| Task to carry out |
All of the data that follows should be given again exactly, without its images.

| Supplied records |
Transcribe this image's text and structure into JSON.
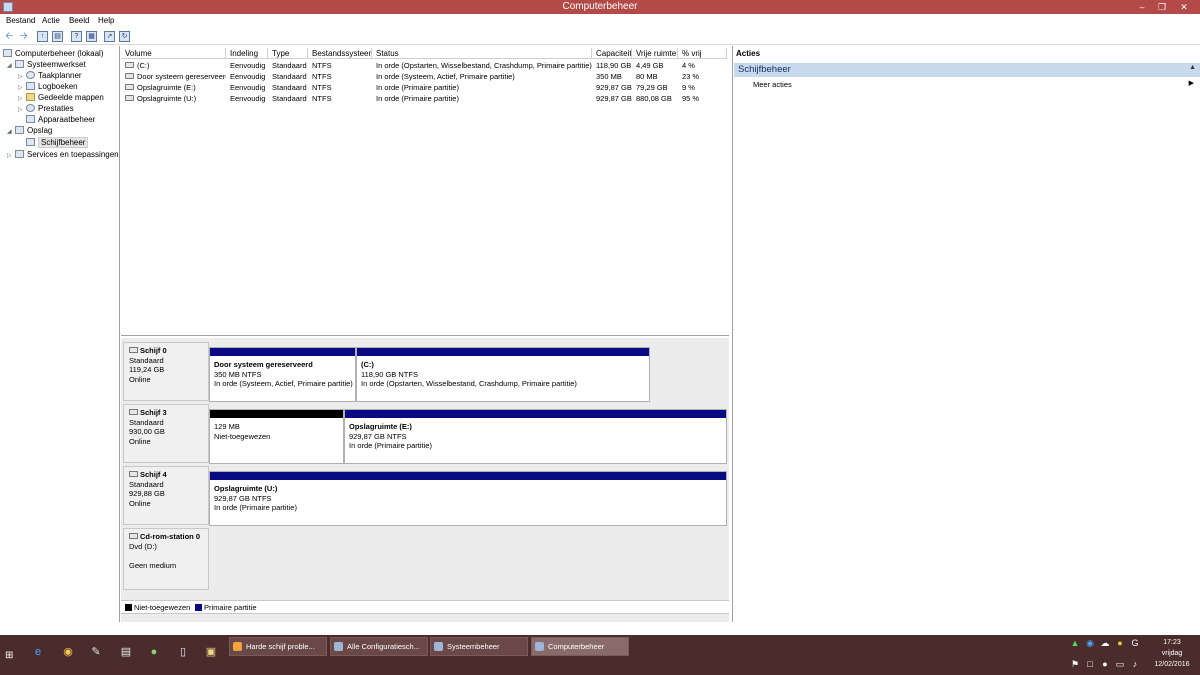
{
  "window": {
    "title": "Computerbeheer",
    "min_icon": "minimize-icon",
    "restore_icon": "restore-icon",
    "close_icon": "close-icon"
  },
  "menu": [
    "Bestand",
    "Actie",
    "Beeld",
    "Help"
  ],
  "toolbar": {
    "icons": [
      "back-arrow-icon",
      "forward-arrow-icon",
      "up-folder-icon",
      "show-hide-tree-icon",
      "help-icon",
      "properties-icon",
      "export-icon",
      "refresh-icon"
    ]
  },
  "tree": [
    {
      "label": "Computerbeheer (lokaal)",
      "level": 0,
      "expanded": null,
      "icon": "computer-management-icon"
    },
    {
      "label": "Systeemwerkset",
      "level": 1,
      "expanded": true,
      "icon": "system-tools-icon"
    },
    {
      "label": "Taakplanner",
      "level": 2,
      "expanded": false,
      "icon": "task-scheduler-icon"
    },
    {
      "label": "Logboeken",
      "level": 2,
      "expanded": false,
      "icon": "event-viewer-icon"
    },
    {
      "label": "Gedeelde mappen",
      "level": 2,
      "expanded": false,
      "icon": "shared-folders-icon"
    },
    {
      "label": "Prestaties",
      "level": 2,
      "expanded": false,
      "icon": "performance-icon"
    },
    {
      "label": "Apparaatbeheer",
      "level": 2,
      "expanded": null,
      "icon": "device-manager-icon"
    },
    {
      "label": "Opslag",
      "level": 1,
      "expanded": true,
      "icon": "storage-icon"
    },
    {
      "label": "Schijfbeheer",
      "level": 2,
      "expanded": null,
      "icon": "disk-management-icon",
      "selected": true
    },
    {
      "label": "Services en toepassingen",
      "level": 1,
      "expanded": false,
      "icon": "services-icon"
    }
  ],
  "volumes": {
    "columns": [
      "Volume",
      "Indeling",
      "Type",
      "Bestandssysteem",
      "Status",
      "Capaciteit",
      "Vrije ruimte",
      "% vrij"
    ],
    "rows": [
      [
        "(C:)",
        "Eenvoudig",
        "Standaard",
        "NTFS",
        "In orde (Opstarten, Wisselbestand, Crashdump, Primaire partitie)",
        "118,90 GB",
        "4,49 GB",
        "4 %"
      ],
      [
        "Door systeem gereserveerd",
        "Eenvoudig",
        "Standaard",
        "NTFS",
        "In orde (Systeem, Actief, Primaire partitie)",
        "350 MB",
        "80 MB",
        "23 %"
      ],
      [
        "Opslagruimte (E:)",
        "Eenvoudig",
        "Standaard",
        "NTFS",
        "In orde (Primaire partitie)",
        "929,87 GB",
        "79,29 GB",
        "9 %"
      ],
      [
        "Opslagruimte (U:)",
        "Eenvoudig",
        "Standaard",
        "NTFS",
        "In orde (Primaire partitie)",
        "929,87 GB",
        "880,08 GB",
        "95 %"
      ]
    ]
  },
  "disks": [
    {
      "name": "Schijf 0",
      "type": "Standaard",
      "size": "119,24 GB",
      "state": "Online",
      "partitions": [
        {
          "title": "Door systeem gereserveerd",
          "size": "350 MB NTFS",
          "status": "In orde (Systeem, Actief, Primaire partitie)",
          "kind": "primary"
        },
        {
          "title": "(C:)",
          "size": "118,90 GB NTFS",
          "status": "In orde (Opstarten, Wisselbestand, Crashdump, Primaire partitie)",
          "kind": "primary"
        }
      ]
    },
    {
      "name": "Schijf 3",
      "type": "Standaard",
      "size": "930,00 GB",
      "state": "Online",
      "partitions": [
        {
          "title": "",
          "size": "129 MB",
          "status": "Niet-toegewezen",
          "kind": "unallocated"
        },
        {
          "title": "Opslagruimte  (E:)",
          "size": "929,87 GB NTFS",
          "status": "In orde (Primaire partitie)",
          "kind": "primary"
        }
      ]
    },
    {
      "name": "Schijf 4",
      "type": "Standaard",
      "size": "929,88 GB",
      "state": "Online",
      "partitions": [
        {
          "title": "Opslagruimte  (U:)",
          "size": "929,87 GB NTFS",
          "status": "In orde (Primaire partitie)",
          "kind": "primary"
        }
      ]
    },
    {
      "name": "Cd-rom-station 0",
      "type": "Dvd (D:)",
      "size": "",
      "state": "Geen medium",
      "partitions": []
    }
  ],
  "legend": [
    {
      "label": "Niet-toegewezen",
      "color": "#000000"
    },
    {
      "label": "Primaire partitie",
      "color": "#0a0a82"
    }
  ],
  "actions": {
    "title": "Acties",
    "section": "Schijfbeheer",
    "item": "Meer acties"
  },
  "taskbar": {
    "pinned": [
      "ie-icon",
      "chrome-icon",
      "paint-icon",
      "notepad-icon",
      "android-icon",
      "phone-icon",
      "folder-icon"
    ],
    "tasks": [
      {
        "label": "Harde schijf proble...",
        "active": false
      },
      {
        "label": "Alle Configuratiesch...",
        "active": false
      },
      {
        "label": "Systeembeheer",
        "active": false
      },
      {
        "label": "Computerbeheer",
        "active": true
      }
    ],
    "clock": {
      "time": "17:23",
      "day": "vrijdag",
      "date": "12/02/2016"
    }
  }
}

| Exercise solution |
Transcribe this image's text and structure into JSON.
{
  "window": {
    "title": "Computerbeheer",
    "min_icon": "minimize-icon",
    "restore_icon": "restore-icon",
    "close_icon": "close-icon"
  },
  "menu": [
    "Bestand",
    "Actie",
    "Beeld",
    "Help"
  ],
  "toolbar": {
    "icons": [
      "back-arrow-icon",
      "forward-arrow-icon",
      "up-folder-icon",
      "show-hide-tree-icon",
      "help-icon",
      "properties-icon",
      "export-icon",
      "refresh-icon"
    ]
  },
  "tree": [
    {
      "label": "Computerbeheer (lokaal)",
      "level": 0,
      "expanded": null,
      "icon": "computer-management-icon"
    },
    {
      "label": "Systeemwerkset",
      "level": 1,
      "expanded": true,
      "icon": "system-tools-icon"
    },
    {
      "label": "Taakplanner",
      "level": 2,
      "expanded": false,
      "icon": "task-scheduler-icon"
    },
    {
      "label": "Logboeken",
      "level": 2,
      "expanded": false,
      "icon": "event-viewer-icon"
    },
    {
      "label": "Gedeelde mappen",
      "level": 2,
      "expanded": false,
      "icon": "shared-folders-icon"
    },
    {
      "label": "Prestaties",
      "level": 2,
      "expanded": false,
      "icon": "performance-icon"
    },
    {
      "label": "Apparaatbeheer",
      "level": 2,
      "expanded": null,
      "icon": "device-manager-icon"
    },
    {
      "label": "Opslag",
      "level": 1,
      "expanded": true,
      "icon": "storage-icon"
    },
    {
      "label": "Schijfbeheer",
      "level": 2,
      "expanded": null,
      "icon": "disk-management-icon",
      "selected": true
    },
    {
      "label": "Services en toepassingen",
      "level": 1,
      "expanded": false,
      "icon": "services-icon"
    }
  ],
  "volumes": {
    "columns": [
      "Volume",
      "Indeling",
      "Type",
      "Bestandssysteem",
      "Status",
      "Capaciteit",
      "Vrije ruimte",
      "% vrij"
    ],
    "rows": [
      [
        "(C:)",
        "Eenvoudig",
        "Standaard",
        "NTFS",
        "In orde (Opstarten, Wisselbestand, Crashdump, Primaire partitie)",
        "118,90 GB",
        "4,49 GB",
        "4 %"
      ],
      [
        "Door systeem gereserveerd",
        "Eenvoudig",
        "Standaard",
        "NTFS",
        "In orde (Systeem, Actief, Primaire partitie)",
        "350 MB",
        "80 MB",
        "23 %"
      ],
      [
        "Opslagruimte (E:)",
        "Eenvoudig",
        "Standaard",
        "NTFS",
        "In orde (Primaire partitie)",
        "929,87 GB",
        "79,29 GB",
        "9 %"
      ],
      [
        "Opslagruimte (U:)",
        "Eenvoudig",
        "Standaard",
        "NTFS",
        "In orde (Primaire partitie)",
        "929,87 GB",
        "880,08 GB",
        "95 %"
      ]
    ]
  },
  "disks": [
    {
      "name": "Schijf 0",
      "type": "Standaard",
      "size": "119,24 GB",
      "state": "Online",
      "partitions": [
        {
          "title": "Door systeem gereserveerd",
          "size": "350 MB NTFS",
          "status": "In orde (Systeem, Actief, Primaire partitie)",
          "kind": "primary"
        },
        {
          "title": "(C:)",
          "size": "118,90 GB NTFS",
          "status": "In orde (Opstarten, Wisselbestand, Crashdump, Primaire partitie)",
          "kind": "primary"
        }
      ]
    },
    {
      "name": "Schijf 3",
      "type": "Standaard",
      "size": "930,00 GB",
      "state": "Online",
      "partitions": [
        {
          "title": "",
          "size": "129 MB",
          "status": "Niet-toegewezen",
          "kind": "unallocated"
        },
        {
          "title": "Opslagruimte  (E:)",
          "size": "929,87 GB NTFS",
          "status": "In orde (Primaire partitie)",
          "kind": "primary"
        }
      ]
    },
    {
      "name": "Schijf 4",
      "type": "Standaard",
      "size": "929,88 GB",
      "state": "Online",
      "partitions": [
        {
          "title": "Opslagruimte  (U:)",
          "size": "929,87 GB NTFS",
          "status": "In orde (Primaire partitie)",
          "kind": "primary"
        }
      ]
    },
    {
      "name": "Cd-rom-station 0",
      "type": "Dvd (D:)",
      "size": "",
      "state": "Geen medium",
      "partitions": []
    }
  ],
  "legend": [
    {
      "label": "Niet-toegewezen",
      "color": "#000000"
    },
    {
      "label": "Primaire partitie",
      "color": "#0a0a82"
    }
  ],
  "actions": {
    "title": "Acties",
    "section": "Schijfbeheer",
    "item": "Meer acties"
  },
  "taskbar": {
    "pinned": [
      "ie-icon",
      "chrome-icon",
      "paint-icon",
      "notepad-icon",
      "android-icon",
      "phone-icon",
      "folder-icon"
    ],
    "tasks": [
      {
        "label": "Harde schijf proble...",
        "active": false
      },
      {
        "label": "Alle Configuratiesch...",
        "active": false
      },
      {
        "label": "Systeembeheer",
        "active": false
      },
      {
        "label": "Computerbeheer",
        "active": true
      }
    ],
    "clock": {
      "time": "17:23",
      "day": "vrijdag",
      "date": "12/02/2016"
    }
  }
}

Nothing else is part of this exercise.